Task to carry out:
The whole listing below needs to be duplicated exactly, pictures aside.

Record excerpts:
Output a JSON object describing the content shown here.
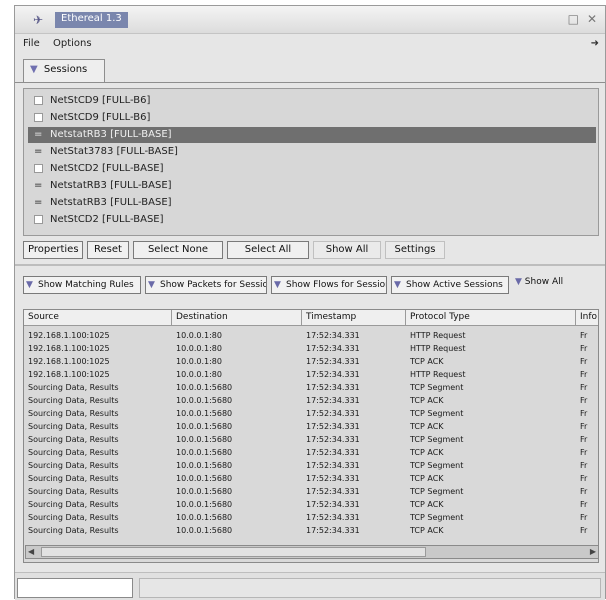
{
  "window": {
    "title": "Ethereal 1.3",
    "minimize_glyph": "□",
    "close_glyph": "✕"
  },
  "menu": {
    "items": [
      "File",
      "Options"
    ],
    "arrow_glyph": "➜"
  },
  "tab": {
    "label": "Sessions",
    "tri": "▼"
  },
  "sessions": [
    "NetStCD9 [FULL-B6]",
    "NetStCD9 [FULL-B6]",
    "NetstatRB3 [FULL-BASE]",
    "NetStat3783 [FULL-BASE]",
    "NetStCD2 [FULL-BASE]",
    "NetstatRB3 [FULL-BASE]",
    "NetstatRB3 [FULL-BASE]",
    "NetStCD2 [FULL-BASE]"
  ],
  "session_marks": [
    "",
    "",
    "=",
    "=",
    "",
    "=",
    "=",
    ""
  ],
  "buttons": [
    "Properties",
    "Reset",
    "Select None",
    "Select All",
    "Show All",
    "Settings"
  ],
  "filters": [
    "Show Matching Rules",
    "Show Packets for Session",
    "Show Flows for Session",
    "Show Active Sessions"
  ],
  "filter_extra": "Show All",
  "tri": "▼",
  "table": {
    "headers": [
      "Source",
      "Destination",
      "Timestamp",
      "Protocol Type",
      "Info"
    ],
    "rows": [
      [
        "192.168.1.100:1025",
        "10.0.0.1:80",
        "17:52:34.331",
        "HTTP Request",
        "Fr"
      ],
      [
        "192.168.1.100:1025",
        "10.0.0.1:80",
        "17:52:34.331",
        "HTTP Request",
        "Fr"
      ],
      [
        "192.168.1.100:1025",
        "10.0.0.1:80",
        "17:52:34.331",
        "TCP ACK",
        "Fr"
      ],
      [
        "192.168.1.100:1025",
        "10.0.0.1:80",
        "17:52:34.331",
        "HTTP Request",
        "Fr"
      ],
      [
        "Sourcing Data, Results",
        "10.0.0.1:5680",
        "17:52:34.331",
        "TCP Segment",
        "Fr"
      ],
      [
        "Sourcing Data, Results",
        "10.0.0.1:5680",
        "17:52:34.331",
        "TCP ACK",
        "Fr"
      ],
      [
        "Sourcing Data, Results",
        "10.0.0.1:5680",
        "17:52:34.331",
        "TCP Segment",
        "Fr"
      ],
      [
        "Sourcing Data, Results",
        "10.0.0.1:5680",
        "17:52:34.331",
        "TCP ACK",
        "Fr"
      ],
      [
        "Sourcing Data, Results",
        "10.0.0.1:5680",
        "17:52:34.331",
        "TCP Segment",
        "Fr"
      ],
      [
        "Sourcing Data, Results",
        "10.0.0.1:5680",
        "17:52:34.331",
        "TCP ACK",
        "Fr"
      ],
      [
        "Sourcing Data, Results",
        "10.0.0.1:5680",
        "17:52:34.331",
        "TCP Segment",
        "Fr"
      ],
      [
        "Sourcing Data, Results",
        "10.0.0.1:5680",
        "17:52:34.331",
        "TCP ACK",
        "Fr"
      ],
      [
        "Sourcing Data, Results",
        "10.0.0.1:5680",
        "17:52:34.331",
        "TCP Segment",
        "Fr"
      ],
      [
        "Sourcing Data, Results",
        "10.0.0.1:5680",
        "17:52:34.331",
        "TCP ACK",
        "Fr"
      ],
      [
        "Sourcing Data, Results",
        "10.0.0.1:5680",
        "17:52:34.331",
        "TCP Segment",
        "Fr"
      ],
      [
        "Sourcing Data, Results",
        "10.0.0.1:5680",
        "17:52:34.331",
        "TCP ACK",
        "Fr"
      ]
    ]
  },
  "scroll": {
    "left_glyph": "◀",
    "right_glyph": "▶"
  },
  "status": {
    "input_value": "",
    "field_text": ""
  }
}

Written reply:
Output a JSON object describing the content shown here.
{
  "window": {
    "title": "Ethereal 1.3",
    "minimize_glyph": "□",
    "close_glyph": "✕"
  },
  "menu": {
    "items": [
      "File",
      "Options"
    ],
    "arrow_glyph": "➜"
  },
  "tab": {
    "label": "Sessions",
    "tri": "▼"
  },
  "sessions": [
    "NetStCD9 [FULL-B6]",
    "NetStCD9 [FULL-B6]",
    "NetstatRB3 [FULL-BASE]",
    "NetStat3783 [FULL-BASE]",
    "NetStCD2 [FULL-BASE]",
    "NetstatRB3 [FULL-BASE]",
    "NetstatRB3 [FULL-BASE]",
    "NetStCD2 [FULL-BASE]"
  ],
  "session_marks": [
    "",
    "",
    "=",
    "=",
    "",
    "=",
    "=",
    ""
  ],
  "buttons": [
    "Properties",
    "Reset",
    "Select None",
    "Select All",
    "Show All",
    "Settings"
  ],
  "filters": [
    "Show Matching Rules",
    "Show Packets for Session",
    "Show Flows for Session",
    "Show Active Sessions"
  ],
  "filter_extra": "Show All",
  "tri": "▼",
  "table": {
    "headers": [
      "Source",
      "Destination",
      "Timestamp",
      "Protocol Type",
      "Info"
    ],
    "rows": [
      [
        "192.168.1.100:1025",
        "10.0.0.1:80",
        "17:52:34.331",
        "HTTP Request",
        "Fr"
      ],
      [
        "192.168.1.100:1025",
        "10.0.0.1:80",
        "17:52:34.331",
        "HTTP Request",
        "Fr"
      ],
      [
        "192.168.1.100:1025",
        "10.0.0.1:80",
        "17:52:34.331",
        "TCP ACK",
        "Fr"
      ],
      [
        "192.168.1.100:1025",
        "10.0.0.1:80",
        "17:52:34.331",
        "HTTP Request",
        "Fr"
      ],
      [
        "Sourcing Data, Results",
        "10.0.0.1:5680",
        "17:52:34.331",
        "TCP Segment",
        "Fr"
      ],
      [
        "Sourcing Data, Results",
        "10.0.0.1:5680",
        "17:52:34.331",
        "TCP ACK",
        "Fr"
      ],
      [
        "Sourcing Data, Results",
        "10.0.0.1:5680",
        "17:52:34.331",
        "TCP Segment",
        "Fr"
      ],
      [
        "Sourcing Data, Results",
        "10.0.0.1:5680",
        "17:52:34.331",
        "TCP ACK",
        "Fr"
      ],
      [
        "Sourcing Data, Results",
        "10.0.0.1:5680",
        "17:52:34.331",
        "TCP Segment",
        "Fr"
      ],
      [
        "Sourcing Data, Results",
        "10.0.0.1:5680",
        "17:52:34.331",
        "TCP ACK",
        "Fr"
      ],
      [
        "Sourcing Data, Results",
        "10.0.0.1:5680",
        "17:52:34.331",
        "TCP Segment",
        "Fr"
      ],
      [
        "Sourcing Data, Results",
        "10.0.0.1:5680",
        "17:52:34.331",
        "TCP ACK",
        "Fr"
      ],
      [
        "Sourcing Data, Results",
        "10.0.0.1:5680",
        "17:52:34.331",
        "TCP Segment",
        "Fr"
      ],
      [
        "Sourcing Data, Results",
        "10.0.0.1:5680",
        "17:52:34.331",
        "TCP ACK",
        "Fr"
      ],
      [
        "Sourcing Data, Results",
        "10.0.0.1:5680",
        "17:52:34.331",
        "TCP Segment",
        "Fr"
      ],
      [
        "Sourcing Data, Results",
        "10.0.0.1:5680",
        "17:52:34.331",
        "TCP ACK",
        "Fr"
      ]
    ]
  },
  "scroll": {
    "left_glyph": "◀",
    "right_glyph": "▶"
  },
  "status": {
    "input_value": "",
    "field_text": ""
  }
}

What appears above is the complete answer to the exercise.